Welcome to this week's edition of the Monday Kickoff, a collection of what I've found interesting, informative, and insightful on the web over the last seven days.
Let's get this Monday started with these links:
Apartheid by Algorithm, wherein we learn that, thanks to powerful yet flawed financial software, people (notably in South Africa) are being denied credit or loans because new algorithmic scoring technologies amplify inequalities of race and class.
Memory problems during the pandemic? It's just your brain trying to distinguish one day from the next, wherein we learn a potential reason many people don't remember much from COVID-19 lockdowns: the lack of significant day-to-day transitions, which affect our brains' ability to form distinct memories.

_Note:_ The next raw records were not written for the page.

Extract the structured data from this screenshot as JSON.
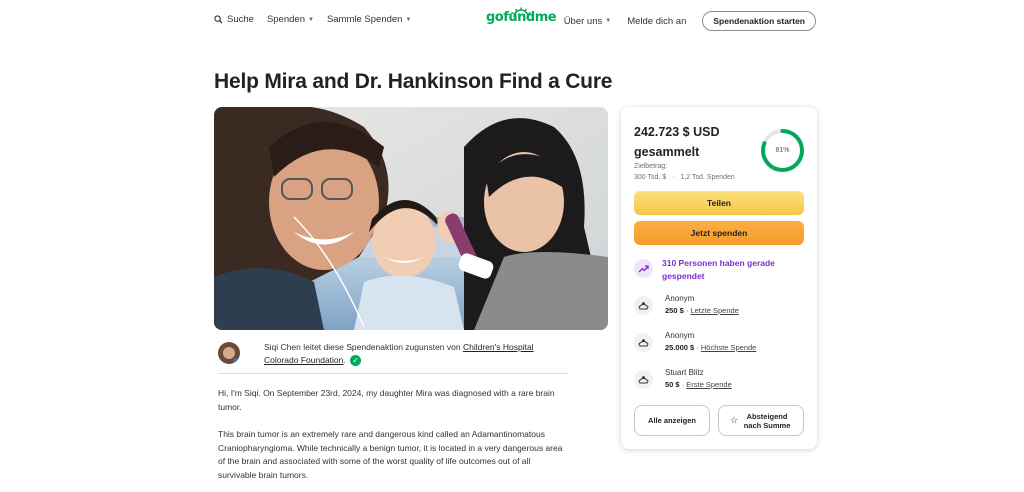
{
  "header": {
    "search_label": "Suche",
    "donate_menu": "Spenden",
    "fundraise_menu": "Sammle Spenden",
    "logo_text": "gofundme",
    "about_menu": "Über uns",
    "sign_in": "Melde dich an",
    "start_button": "Spendenaktion starten"
  },
  "page": {
    "title": "Help Mira and Dr. Hankinson Find a Cure"
  },
  "organizer": {
    "text_prefix": "Siqi Chen leitet diese Spendenaktion zugunsten von",
    "beneficiary_link": "Children's Hospital Colorado Foundation"
  },
  "story": {
    "paragraphs": [
      "Hi, I'm Siqi. On September 23rd, 2024, my daughter Mira was diagnosed with a rare brain tumor.",
      "This brain tumor is an extremely rare and dangerous kind called an Adamantinomatous Craniopharyngioma. While technically a benign tumor, it is located in a very dangerous area of the brain and associated with some of the worst quality of life outcomes out of all survivable brain tumors."
    ]
  },
  "card": {
    "amount_raised": "242.723 $ USD gesammelt",
    "goal_label": "Zielbetrag:",
    "goal_value": "300 Tsd. $",
    "donations_count": "1,2 Tsd. Spenden",
    "separator": "·",
    "progress_label": "81%",
    "progress_fraction": 0.81,
    "share_button": "Teilen",
    "donate_button": "Jetzt spenden",
    "trending_text": "310 Personen haben gerade gespendet",
    "donors": [
      {
        "name": "Anonym",
        "amount": "250 $",
        "separator": "·",
        "tag": "Letzte Spende"
      },
      {
        "name": "Anonym",
        "amount": "25.000 $",
        "separator": "·",
        "tag": "Höchste Spende"
      },
      {
        "name": "Stuart Blitz",
        "amount": "50 $",
        "separator": "·",
        "tag": "Erste Spende"
      }
    ],
    "see_all_button": "Alle anzeigen",
    "see_top_button": "Absteigend nach Summe"
  },
  "colors": {
    "brand_green": "#02a95c",
    "share_yellow": "#f8d25d",
    "donate_orange": "#f8a535",
    "trend_purple": "#7b2fcc"
  },
  "icons": [
    "search-icon",
    "chevron-down-icon",
    "verified-check-icon",
    "trending-up-icon",
    "donor-hand-icon",
    "star-icon"
  ]
}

Colonizing the Cosmos: Astor’s Electrical Future, wherein we learn about the science fiction novel penned by one of the late 19th century's richest people, which describes in detail a world awash in renewable energy and one run by colonial empires.
How to become an expert, wherein we're introduced to a framework that can help effectively guide us towards mastery, although we'll still need to do the hard work to get there.
The Dream of Digital Homesteading, wherein we're introduced to (yet another) digital world, this one called Urbit, in which we may become smallholders on a new digital frontier.
Our Food System Could Have Been So Different, wherein Sarah Laskow looks at an alternative path that American agriculture could have taken, an agriculture that consisted of a diverse set of prairie plants that were cultivated as sources of food.
“The Mafia of the Acting World”: Hollywood’s Secret Loop Groups, wherein we enter the secretive and competitive world of loopers, voice actors who add background talk to TV shows and movies, a lucrative job which not all that many people know about or fully understand.
The Battle for the Soul of the Web, wherein we get a glimpse into the state of the struggle to create a decentralized web, one independent of (or, at least, with as little influence from) tech giants like Google, Meta, Microsoft, and Amazon.
The Overlooked Titan of Social Media, wherein Kevin Lozano argues that the massive video site set the stage for what social media platforms like TweetBook and InstaTok became (and, in doing so, eclipsed YouTube).
And that's it for this Monday. Come back in seven days for another set of links to start off your week.